Teen and Pre-Teen Acne

Acne develops on skin when sebum, bacteria and dead skin cells get trapped in pores and create eruptions known as blackheads, pimples or zits that can be painful, scarring and a rotten thing to have when you’re already feeling self-conscious. It is quite common in teens and preteens because of hormonal changes experienced during this time and can be exacerbated by poor dietary choices, hygiene issues, stress and unsuitable skin care products.

There is no "cure all" for this chronic condition, even though there are ample offers in the skin care industry, as well as the prescribing of the birth control pill, which comes with its own issues. Some methods include blasting the skin with harsh ingredients that strip it of any excess oil and then applying antibiotics that will annihilate all bacteria, even the helpful kind. This approach can create more imbalances such as dry flakiness and inflamed redness.

A much better solution is to treat it with soothing ingredients such as the essential oils of tea tree (up to 5%) and lavender (up to 20%) as well as witch hazel distillate and white willow bark extract. These botanicals are antibacterial, anti-inflammatory and astringent (drying) but in a gentle manner. It is also important to exfoliate every second day with a natural scrub to clear dead skin cells and debris from the surface. A weekly clay mask will detox pores by drawing out pollutants. As hard as this might be to convince some teenagers, they must avoid heavy foundations that will further clog pores. A tinted moisturizer is a much better choice. Pimples should never be popped as it can lead to spreading and scarring. Absolutely no picking at the skin!

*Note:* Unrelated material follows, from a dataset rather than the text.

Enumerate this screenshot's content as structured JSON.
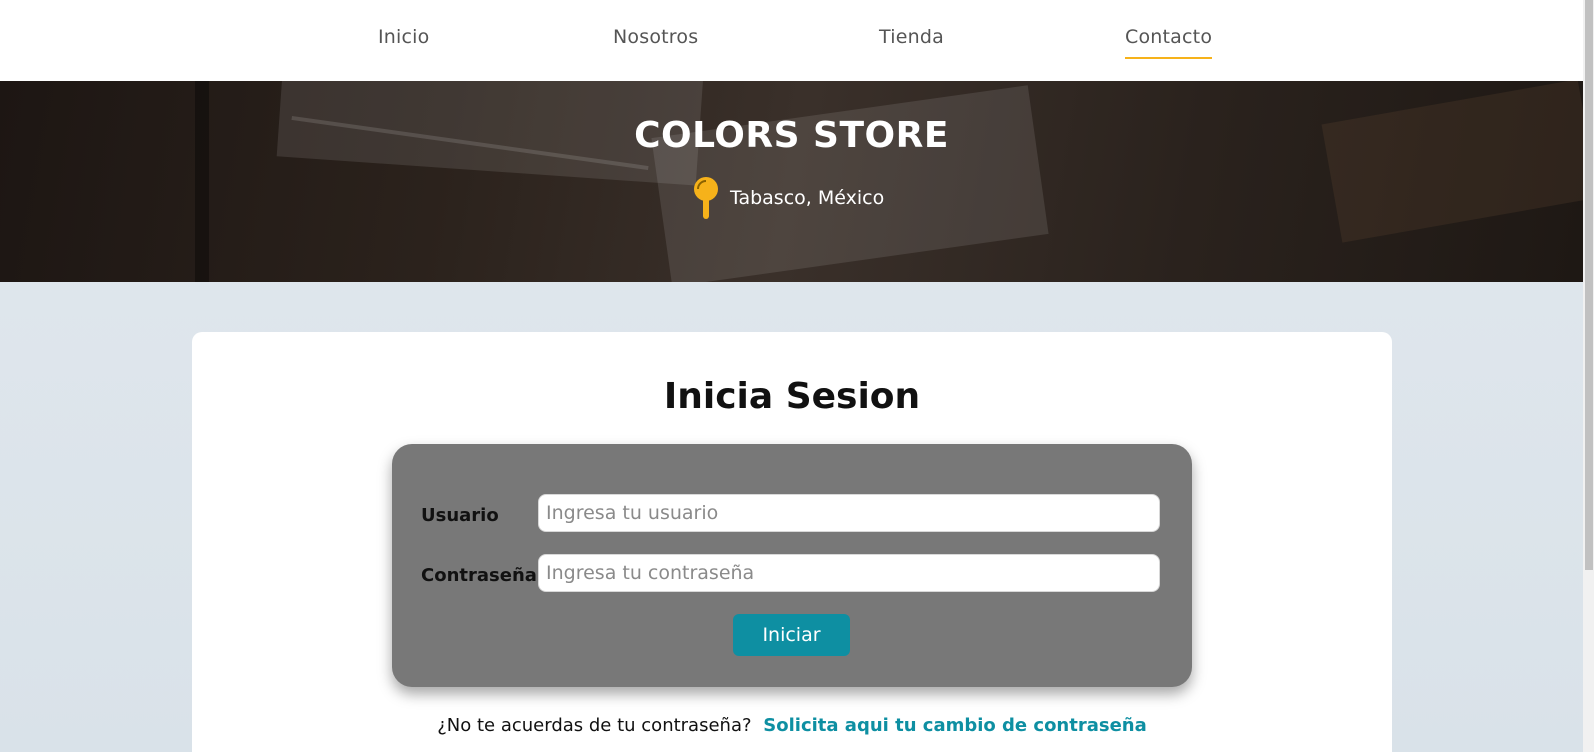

The root cause of acne is internal so a trip to the naturopath can prove to be very helpful in eliminating it from your teen’s life. Dr. Forristal takes a holistic approach, one that takes many things into consideration and says, “The teen years come with many shifts, not only in hormone levels, but nutrient intake, blood sugars and stress levels and these can have a big impact on the development of acne. Clear skin is a reflection of both how we care for our skin and the underlying terrain of our bodies. Simple adjustments in diet, supplements and lifestyle can have a big impact. As a naturopathic doctor, I am always working to leave my patients glowing from the inside out.”

Cold Sores

Cold sores are blister-like infections around the mouth caused by the herpes simplex virus, a contagion that never leaves the body once it enters. This virus lies dormant in the nervous system until a flare-up occurs, usually when the immune system is weakened from illness or stress. They can be difficult to treat and don’t go away on their own, at least not in a timely manner.

Essential oils such as bergamot, lemon balm, and tea tree can be used to target the virus but the most simple and accessible solution is fresh lemon. It sends the virus running with the active ingredient limonene. Lemon on its own will sting so add it to honey in a 1:6 ratio and you can help avoid future flare-ups by supporting the immune system with a healthy, relaxed lifestyle.

Skin conditions are usually a visual indicator of a deeper problem that refuses to be ignored, whether it’s an invading pathogen, an environmental irritant or avoidable food allergy. Treating the symptoms is not always the answer and is rarely a permanent solution, but finding a good, healthy treatment to ease the discomfort as you address the underlying cause is valuable. It can be a journey to find out what works for your child but a great place to start is with gentle, natural ingredients that are meant for your skin as well as the care of a holistic practitioner who will take many things into consideration when creating a treatment plan.